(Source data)

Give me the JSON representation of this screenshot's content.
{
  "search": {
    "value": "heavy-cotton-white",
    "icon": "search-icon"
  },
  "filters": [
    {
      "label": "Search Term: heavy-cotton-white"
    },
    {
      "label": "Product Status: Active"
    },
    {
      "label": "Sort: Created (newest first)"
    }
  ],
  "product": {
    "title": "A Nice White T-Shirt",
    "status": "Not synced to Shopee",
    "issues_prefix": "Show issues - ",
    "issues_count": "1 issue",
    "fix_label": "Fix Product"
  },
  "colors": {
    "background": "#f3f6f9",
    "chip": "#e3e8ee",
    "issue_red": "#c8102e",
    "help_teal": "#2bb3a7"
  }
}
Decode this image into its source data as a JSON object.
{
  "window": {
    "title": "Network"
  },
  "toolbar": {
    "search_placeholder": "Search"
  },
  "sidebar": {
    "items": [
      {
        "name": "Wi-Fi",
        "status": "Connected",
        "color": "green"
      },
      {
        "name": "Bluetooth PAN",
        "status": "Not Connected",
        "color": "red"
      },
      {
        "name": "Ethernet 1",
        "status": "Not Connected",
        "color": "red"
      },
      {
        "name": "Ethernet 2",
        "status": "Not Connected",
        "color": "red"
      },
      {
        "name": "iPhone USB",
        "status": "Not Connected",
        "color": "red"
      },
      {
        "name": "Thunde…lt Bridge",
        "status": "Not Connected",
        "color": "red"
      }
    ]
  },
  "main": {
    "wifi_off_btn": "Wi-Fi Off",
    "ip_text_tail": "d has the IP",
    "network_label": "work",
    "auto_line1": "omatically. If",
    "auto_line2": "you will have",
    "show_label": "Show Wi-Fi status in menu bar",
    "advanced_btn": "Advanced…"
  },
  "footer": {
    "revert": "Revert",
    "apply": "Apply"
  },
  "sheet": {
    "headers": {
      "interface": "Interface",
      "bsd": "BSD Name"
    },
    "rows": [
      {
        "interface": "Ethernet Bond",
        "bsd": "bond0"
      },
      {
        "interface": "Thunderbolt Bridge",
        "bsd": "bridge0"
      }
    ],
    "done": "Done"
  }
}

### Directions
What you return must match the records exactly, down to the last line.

### Exercise output
Give me the JSON representation of this screenshot's content.
{
  "search": {
    "value": "heavy-cotton-white",
    "icon": "search-icon"
  },
  "filters": [
    {
      "label": "Search Term: heavy-cotton-white"
    },
    {
      "label": "Product Status: Active"
    },
    {
      "label": "Sort: Created (newest first)"
    }
  ],
  "product": {
    "title": "A Nice White T-Shirt",
    "status": "Not synced to Shopee",
    "issues_prefix": "Show issues - ",
    "issues_count": "1 issue",
    "fix_label": "Fix Product"
  },
  "colors": {
    "background": "#f3f6f9",
    "chip": "#e3e8ee",
    "issue_red": "#c8102e",
    "help_teal": "#2bb3a7"
  }
}
Decode this image into its source data as a JSON object.
{
  "window": {
    "title": "Network"
  },
  "toolbar": {
    "search_placeholder": "Search"
  },
  "sidebar": {
    "items": [
      {
        "name": "Wi-Fi",
        "status": "Connected",
        "color": "green"
      },
      {
        "name": "Bluetooth PAN",
        "status": "Not Connected",
        "color": "red"
      },
      {
        "name": "Ethernet 1",
        "status": "Not Connected",
        "color": "red"
      },
      {
        "name": "Ethernet 2",
        "status": "Not Connected",
        "color": "red"
      },
      {
        "name": "iPhone USB",
        "status": "Not Connected",
        "color": "red"
      },
      {
        "name": "Thunde…lt Bridge",
        "status": "Not Connected",
        "color": "red"
      }
    ]
  },
  "main": {
    "wifi_off_btn": "Wi-Fi Off",
    "ip_text_tail": "d has the IP",
    "network_label": "work",
    "auto_line1": "omatically. If",
    "auto_line2": "you will have",
    "show_label": "Show Wi-Fi status in menu bar",
    "advanced_btn": "Advanced…"
  },
  "footer": {
    "revert": "Revert",
    "apply": "Apply"
  },
  "sheet": {
    "headers": {
      "interface": "Interface",
      "bsd": "BSD Name"
    },
    "rows": [
      {
        "interface": "Ethernet Bond",
        "bsd": "bond0"
      },
      {
        "interface": "Thunderbolt Bridge",
        "bsd": "bridge0"
      }
    ],
    "done": "Done"
  }
}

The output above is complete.